------ PROVIDED ENTRIES
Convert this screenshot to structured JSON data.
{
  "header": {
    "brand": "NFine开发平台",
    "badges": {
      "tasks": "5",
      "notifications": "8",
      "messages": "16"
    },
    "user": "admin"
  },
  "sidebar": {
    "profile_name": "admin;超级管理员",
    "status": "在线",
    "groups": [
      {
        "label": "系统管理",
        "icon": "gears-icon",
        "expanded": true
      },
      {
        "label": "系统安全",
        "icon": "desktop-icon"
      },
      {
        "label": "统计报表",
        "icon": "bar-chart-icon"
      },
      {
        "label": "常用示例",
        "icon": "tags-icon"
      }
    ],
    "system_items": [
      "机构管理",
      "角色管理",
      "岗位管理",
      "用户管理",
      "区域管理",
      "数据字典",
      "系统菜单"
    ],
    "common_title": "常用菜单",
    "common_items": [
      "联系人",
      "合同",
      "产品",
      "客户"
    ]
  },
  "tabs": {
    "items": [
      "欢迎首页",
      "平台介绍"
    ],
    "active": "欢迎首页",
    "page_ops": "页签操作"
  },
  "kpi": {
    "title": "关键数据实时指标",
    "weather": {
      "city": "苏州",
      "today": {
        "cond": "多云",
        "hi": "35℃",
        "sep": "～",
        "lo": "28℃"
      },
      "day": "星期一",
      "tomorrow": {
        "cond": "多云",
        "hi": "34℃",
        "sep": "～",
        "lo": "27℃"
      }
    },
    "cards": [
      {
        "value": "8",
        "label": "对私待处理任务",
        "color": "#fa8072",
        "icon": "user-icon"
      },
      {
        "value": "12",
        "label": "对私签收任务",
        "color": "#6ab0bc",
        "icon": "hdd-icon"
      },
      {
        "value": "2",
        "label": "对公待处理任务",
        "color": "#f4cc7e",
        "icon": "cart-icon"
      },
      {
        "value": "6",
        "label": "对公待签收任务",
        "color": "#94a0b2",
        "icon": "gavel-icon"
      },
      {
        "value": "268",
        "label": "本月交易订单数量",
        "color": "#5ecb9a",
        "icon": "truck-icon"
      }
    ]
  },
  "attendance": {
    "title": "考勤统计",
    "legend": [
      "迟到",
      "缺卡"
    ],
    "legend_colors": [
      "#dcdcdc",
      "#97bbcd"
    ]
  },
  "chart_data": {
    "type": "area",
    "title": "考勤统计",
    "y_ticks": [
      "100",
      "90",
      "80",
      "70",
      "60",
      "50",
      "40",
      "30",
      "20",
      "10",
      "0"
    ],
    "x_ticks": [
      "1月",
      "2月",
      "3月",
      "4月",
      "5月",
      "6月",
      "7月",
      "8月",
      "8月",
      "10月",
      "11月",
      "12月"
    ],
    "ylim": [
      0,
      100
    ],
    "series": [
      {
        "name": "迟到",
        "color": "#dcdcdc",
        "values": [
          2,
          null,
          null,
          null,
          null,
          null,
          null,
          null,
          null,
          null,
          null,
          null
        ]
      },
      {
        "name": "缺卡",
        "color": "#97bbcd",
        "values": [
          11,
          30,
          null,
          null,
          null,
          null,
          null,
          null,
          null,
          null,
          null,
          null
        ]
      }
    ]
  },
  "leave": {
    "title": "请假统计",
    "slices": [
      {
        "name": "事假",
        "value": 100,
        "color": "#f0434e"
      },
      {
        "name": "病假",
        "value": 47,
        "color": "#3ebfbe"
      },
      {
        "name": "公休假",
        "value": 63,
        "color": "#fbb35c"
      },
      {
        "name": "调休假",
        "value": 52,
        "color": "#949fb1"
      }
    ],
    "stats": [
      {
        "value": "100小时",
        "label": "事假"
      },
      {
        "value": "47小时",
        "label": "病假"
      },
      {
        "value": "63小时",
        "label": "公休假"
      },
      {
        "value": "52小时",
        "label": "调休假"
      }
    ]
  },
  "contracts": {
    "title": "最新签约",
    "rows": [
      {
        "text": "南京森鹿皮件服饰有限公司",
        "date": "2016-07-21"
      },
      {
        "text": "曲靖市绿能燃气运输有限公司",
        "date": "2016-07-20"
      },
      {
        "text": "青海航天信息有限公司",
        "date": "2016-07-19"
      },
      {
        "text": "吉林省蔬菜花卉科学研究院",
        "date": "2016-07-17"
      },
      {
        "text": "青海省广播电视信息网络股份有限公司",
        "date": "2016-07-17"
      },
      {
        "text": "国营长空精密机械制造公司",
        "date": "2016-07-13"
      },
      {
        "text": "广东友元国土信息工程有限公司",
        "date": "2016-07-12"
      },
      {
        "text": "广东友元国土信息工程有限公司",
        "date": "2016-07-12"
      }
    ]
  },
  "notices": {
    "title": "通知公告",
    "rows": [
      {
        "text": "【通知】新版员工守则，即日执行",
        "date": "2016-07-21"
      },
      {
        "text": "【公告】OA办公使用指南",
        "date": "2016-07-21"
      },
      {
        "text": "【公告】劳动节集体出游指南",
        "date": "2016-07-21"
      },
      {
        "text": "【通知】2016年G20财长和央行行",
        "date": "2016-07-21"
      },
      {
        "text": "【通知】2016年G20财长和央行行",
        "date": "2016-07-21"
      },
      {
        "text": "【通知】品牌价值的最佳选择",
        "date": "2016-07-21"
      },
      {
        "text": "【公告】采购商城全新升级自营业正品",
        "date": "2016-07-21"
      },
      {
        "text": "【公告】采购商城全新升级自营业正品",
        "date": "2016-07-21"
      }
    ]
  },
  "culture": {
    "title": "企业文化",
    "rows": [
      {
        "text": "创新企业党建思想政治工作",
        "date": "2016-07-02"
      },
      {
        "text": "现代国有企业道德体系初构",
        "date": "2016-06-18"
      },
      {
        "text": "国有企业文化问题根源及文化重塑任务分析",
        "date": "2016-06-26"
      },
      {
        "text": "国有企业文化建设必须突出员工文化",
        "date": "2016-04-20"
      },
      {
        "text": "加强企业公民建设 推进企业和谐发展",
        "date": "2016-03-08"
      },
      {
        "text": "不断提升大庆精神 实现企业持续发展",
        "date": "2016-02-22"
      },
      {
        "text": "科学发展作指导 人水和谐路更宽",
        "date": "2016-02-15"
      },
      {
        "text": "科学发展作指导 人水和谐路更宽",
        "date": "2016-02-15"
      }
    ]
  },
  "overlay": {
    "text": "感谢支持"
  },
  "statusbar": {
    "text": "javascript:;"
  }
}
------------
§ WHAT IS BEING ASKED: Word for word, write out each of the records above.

§ RESPONSE AREA:
Convert this screenshot to structured JSON data.
{
  "header": {
    "brand": "NFine开发平台",
    "badges": {
      "tasks": "5",
      "notifications": "8",
      "messages": "16"
    },
    "user": "admin"
  },
  "sidebar": {
    "profile_name": "admin;超级管理员",
    "status": "在线",
    "groups": [
      {
        "label": "系统管理",
        "icon": "gears-icon",
        "expanded": true
      },
      {
        "label": "系统安全",
        "icon": "desktop-icon"
      },
      {
        "label": "统计报表",
        "icon": "bar-chart-icon"
      },
      {
        "label": "常用示例",
        "icon": "tags-icon"
      }
    ],
    "system_items": [
      "机构管理",
      "角色管理",
      "岗位管理",
      "用户管理",
      "区域管理",
      "数据字典",
      "系统菜单"
    ],
    "common_title": "常用菜单",
    "common_items": [
      "联系人",
      "合同",
      "产品",
      "客户"
    ]
  },
  "tabs": {
    "items": [
      "欢迎首页",
      "平台介绍"
    ],
    "active": "欢迎首页",
    "page_ops": "页签操作"
  },
  "kpi": {
    "title": "关键数据实时指标",
    "weather": {
      "city": "苏州",
      "today": {
        "cond": "多云",
        "hi": "35℃",
        "sep": "～",
        "lo": "28℃"
      },
      "day": "星期一",
      "tomorrow": {
        "cond": "多云",
        "hi": "34℃",
        "sep": "～",
        "lo": "27℃"
      }
    },
    "cards": [
      {
        "value": "8",
        "label": "对私待处理任务",
        "color": "#fa8072",
        "icon": "user-icon"
      },
      {
        "value": "12",
        "label": "对私签收任务",
        "color": "#6ab0bc",
        "icon": "hdd-icon"
      },
      {
        "value": "2",
        "label": "对公待处理任务",
        "color": "#f4cc7e",
        "icon": "cart-icon"
      },
      {
        "value": "6",
        "label": "对公待签收任务",
        "color": "#94a0b2",
        "icon": "gavel-icon"
      },
      {
        "value": "268",
        "label": "本月交易订单数量",
        "color": "#5ecb9a",
        "icon": "truck-icon"
      }
    ]
  },
  "attendance": {
    "title": "考勤统计",
    "legend": [
      "迟到",
      "缺卡"
    ],
    "legend_colors": [
      "#dcdcdc",
      "#97bbcd"
    ]
  },
  "chart_data": {
    "type": "area",
    "title": "考勤统计",
    "y_ticks": [
      "100",
      "90",
      "80",
      "70",
      "60",
      "50",
      "40",
      "30",
      "20",
      "10",
      "0"
    ],
    "x_ticks": [
      "1月",
      "2月",
      "3月",
      "4月",
      "5月",
      "6月",
      "7月",
      "8月",
      "8月",
      "10月",
      "11月",
      "12月"
    ],
    "ylim": [
      0,
      100
    ],
    "series": [
      {
        "name": "迟到",
        "color": "#dcdcdc",
        "values": [
          2,
          null,
          null,
          null,
          null,
          null,
          null,
          null,
          null,
          null,
          null,
          null
        ]
      },
      {
        "name": "缺卡",
        "color": "#97bbcd",
        "values": [
          11,
          30,
          null,
          null,
          null,
          null,
          null,
          null,
          null,
          null,
          null,
          null
        ]
      }
    ]
  },
  "leave": {
    "title": "请假统计",
    "slices": [
      {
        "name": "事假",
        "value": 100,
        "color": "#f0434e"
      },
      {
        "name": "病假",
        "value": 47,
        "color": "#3ebfbe"
      },
      {
        "name": "公休假",
        "value": 63,
        "color": "#fbb35c"
      },
      {
        "name": "调休假",
        "value": 52,
        "color": "#949fb1"
      }
    ],
    "stats": [
      {
        "value": "100小时",
        "label": "事假"
      },
      {
        "value": "47小时",
        "label": "病假"
      },
      {
        "value": "63小时",
        "label": "公休假"
      },
      {
        "value": "52小时",
        "label": "调休假"
      }
    ]
  },
  "contracts": {
    "title": "最新签约",
    "rows": [
      {
        "text": "南京森鹿皮件服饰有限公司",
        "date": "2016-07-21"
      },
      {
        "text": "曲靖市绿能燃气运输有限公司",
        "date": "2016-07-20"
      },
      {
        "text": "青海航天信息有限公司",
        "date": "2016-07-19"
      },
      {
        "text": "吉林省蔬菜花卉科学研究院",
        "date": "2016-07-17"
      },
      {
        "text": "青海省广播电视信息网络股份有限公司",
        "date": "2016-07-17"
      },
      {
        "text": "国营长空精密机械制造公司",
        "date": "2016-07-13"
      },
      {
        "text": "广东友元国土信息工程有限公司",
        "date": "2016-07-12"
      },
      {
        "text": "广东友元国土信息工程有限公司",
        "date": "2016-07-12"
      }
    ]
  },
  "notices": {
    "title": "通知公告",
    "rows": [
      {
        "text": "【通知】新版员工守则，即日执行",
        "date": "2016-07-21"
      },
      {
        "text": "【公告】OA办公使用指南",
        "date": "2016-07-21"
      },
      {
        "text": "【公告】劳动节集体出游指南",
        "date": "2016-07-21"
      },
      {
        "text": "【通知】2016年G20财长和央行行",
        "date": "2016-07-21"
      },
      {
        "text": "【通知】2016年G20财长和央行行",
        "date": "2016-07-21"
      },
      {
        "text": "【通知】品牌价值的最佳选择",
        "date": "2016-07-21"
      },
      {
        "text": "【公告】采购商城全新升级自营业正品",
        "date": "2016-07-21"
      },
      {
        "text": "【公告】采购商城全新升级自营业正品",
        "date": "2016-07-21"
      }
    ]
  },
  "culture": {
    "title": "企业文化",
    "rows": [
      {
        "text": "创新企业党建思想政治工作",
        "date": "2016-07-02"
      },
      {
        "text": "现代国有企业道德体系初构",
        "date": "2016-06-18"
      },
      {
        "text": "国有企业文化问题根源及文化重塑任务分析",
        "date": "2016-06-26"
      },
      {
        "text": "国有企业文化建设必须突出员工文化",
        "date": "2016-04-20"
      },
      {
        "text": "加强企业公民建设 推进企业和谐发展",
        "date": "2016-03-08"
      },
      {
        "text": "不断提升大庆精神 实现企业持续发展",
        "date": "2016-02-22"
      },
      {
        "text": "科学发展作指导 人水和谐路更宽",
        "date": "2016-02-15"
      },
      {
        "text": "科学发展作指导 人水和谐路更宽",
        "date": "2016-02-15"
      }
    ]
  },
  "overlay": {
    "text": "感谢支持"
  },
  "statusbar": {
    "text": "javascript:;"
  }
}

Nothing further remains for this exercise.